The last year has been one of recovering my vision. This time last year I was literally half blind. One eye went through a rapid decline in vision and I needed to get my eyes tested. But I put it off (because I am a procrastinator) until I began to worry that something was seriously wrong. While at a doctor's appointment for a physical, I asked him to take a look at my right eye.
"Oh, yes, you have a cataract," he said, as though confirming something I should know.
"Me? I'm too young for a cataract," I thought but didn't say.
I mean I had only just the year before, lost all semblance of mystique in the bedroom by adding a C-PAP machine to my nighttime routine. Obviously the benefits far outweighed the loss of pride, and I learned to put up with the wise cracks that came my way. Yes, the force is with me!
But now--a cataract?
I went through the lengthy process of tests and preoperative preparations, and to my happy surprise, the result of the surgery was near miraculous. Suddenly and immediately, I could see again, and without any corrective lens in that eye. It was wonderful. The eye surgeon smiles now when he sees me coming for check ups and says I am his happiest patient.
There was only one slight problem. Now both eyes were quite different and drug store reading glasses no longer worked well. I do a lot of computer work and love to read, but reading was so exhausting that I found the urge to sleep creeping up after a few minutes.
Finally last week I got a new lens for the other eye to even them out, and excitedly bought some new drug store reading glasses.
There are reading glasses all over our house. Like a clear plastic crop, they sprout randomly in the bathroom; the kitchen; the den; my purse; my office. Because heaven forbid I should ever be without a pair--I can't see a thing that is small without them.
Today I was sitting in a morning meeting alternating between looking at a Powerpoint presentation without glasses, and reaching for them to read the handouts, when the unthinkable crossed my mind. I thought of those cord thingies that "old" people wear around their necks with glasses hanging from them. "That would be so handy," I found myself thinking.
My route back to the office would take me right past a Shoppers Drug Mart store and I could hardly wait to go get one of those cords for myself. The unthinkable had become very thinkable!
While hunting around a rack of glasses for the cords, which were skillfully hidden from view (but I wasn't wearing glasses so who knows?) I noticed magnifying glasses. My brother Rob has one of those and uses it regularly, even to read the paper. I thought of how handy it would be to have one in my purse for those moments in a grocery store when you want to read a label that looks like it was printed for some microscopic species of beings.
I marched to the check out, cord and magnifying glass in hand and confessed to the man behind the counter that it was a terrible thing to be getting old. He said with a big smile, "Hey you weren't planning to use the cord with the magnifying glass were you?"

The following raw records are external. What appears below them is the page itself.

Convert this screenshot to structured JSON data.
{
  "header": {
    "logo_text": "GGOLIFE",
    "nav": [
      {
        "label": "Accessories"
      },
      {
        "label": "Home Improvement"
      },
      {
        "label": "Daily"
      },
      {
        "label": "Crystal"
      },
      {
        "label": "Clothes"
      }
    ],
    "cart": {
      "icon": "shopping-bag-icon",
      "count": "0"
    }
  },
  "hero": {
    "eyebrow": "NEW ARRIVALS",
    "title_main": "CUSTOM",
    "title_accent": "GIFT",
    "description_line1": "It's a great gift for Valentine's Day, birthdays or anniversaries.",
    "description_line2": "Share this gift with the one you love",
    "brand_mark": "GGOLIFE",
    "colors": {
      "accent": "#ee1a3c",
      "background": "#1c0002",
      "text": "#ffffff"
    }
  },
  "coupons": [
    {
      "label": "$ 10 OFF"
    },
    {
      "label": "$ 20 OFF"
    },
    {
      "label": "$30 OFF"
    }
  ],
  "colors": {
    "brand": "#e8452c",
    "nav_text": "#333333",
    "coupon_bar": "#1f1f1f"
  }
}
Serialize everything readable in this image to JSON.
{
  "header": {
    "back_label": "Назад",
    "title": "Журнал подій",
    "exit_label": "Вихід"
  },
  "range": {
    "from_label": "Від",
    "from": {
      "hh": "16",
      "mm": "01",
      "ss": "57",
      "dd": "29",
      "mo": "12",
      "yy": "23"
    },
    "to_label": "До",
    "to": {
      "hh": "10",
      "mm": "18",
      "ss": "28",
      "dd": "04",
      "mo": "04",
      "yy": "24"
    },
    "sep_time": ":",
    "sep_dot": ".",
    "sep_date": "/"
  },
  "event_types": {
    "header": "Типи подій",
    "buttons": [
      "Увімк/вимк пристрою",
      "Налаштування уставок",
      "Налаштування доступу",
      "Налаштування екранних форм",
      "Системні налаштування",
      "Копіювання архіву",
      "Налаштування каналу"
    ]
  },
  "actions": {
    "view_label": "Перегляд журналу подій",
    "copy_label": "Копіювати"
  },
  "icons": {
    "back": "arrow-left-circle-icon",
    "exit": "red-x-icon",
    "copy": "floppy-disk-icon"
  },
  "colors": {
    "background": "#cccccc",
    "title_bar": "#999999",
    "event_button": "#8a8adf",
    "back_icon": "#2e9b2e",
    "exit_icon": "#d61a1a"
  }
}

I attached my glasses to the cord in the car, and for the rest of the afternoon basked in the convenience of only having to reach to my chest for a pair of glasses. No picking up papers to look underneath for my glasses. I humbly repented of all of my mocking thoughts of the past on the subject.
Later in the afternoon I was at the photocopier, trying to assist a support staff in enlarging the print in order to photocopy something for someone who can't read small print. We were both stymied. For the life of me I couldn't figure out how to enlarge the copy and neither could she. Then I remembered what I had in my purse. I retrieved it with triumph and handed it to the person needing the large print--my magnifying glass. He was thrilled!
It was probably overkill for me--for the present at least. :)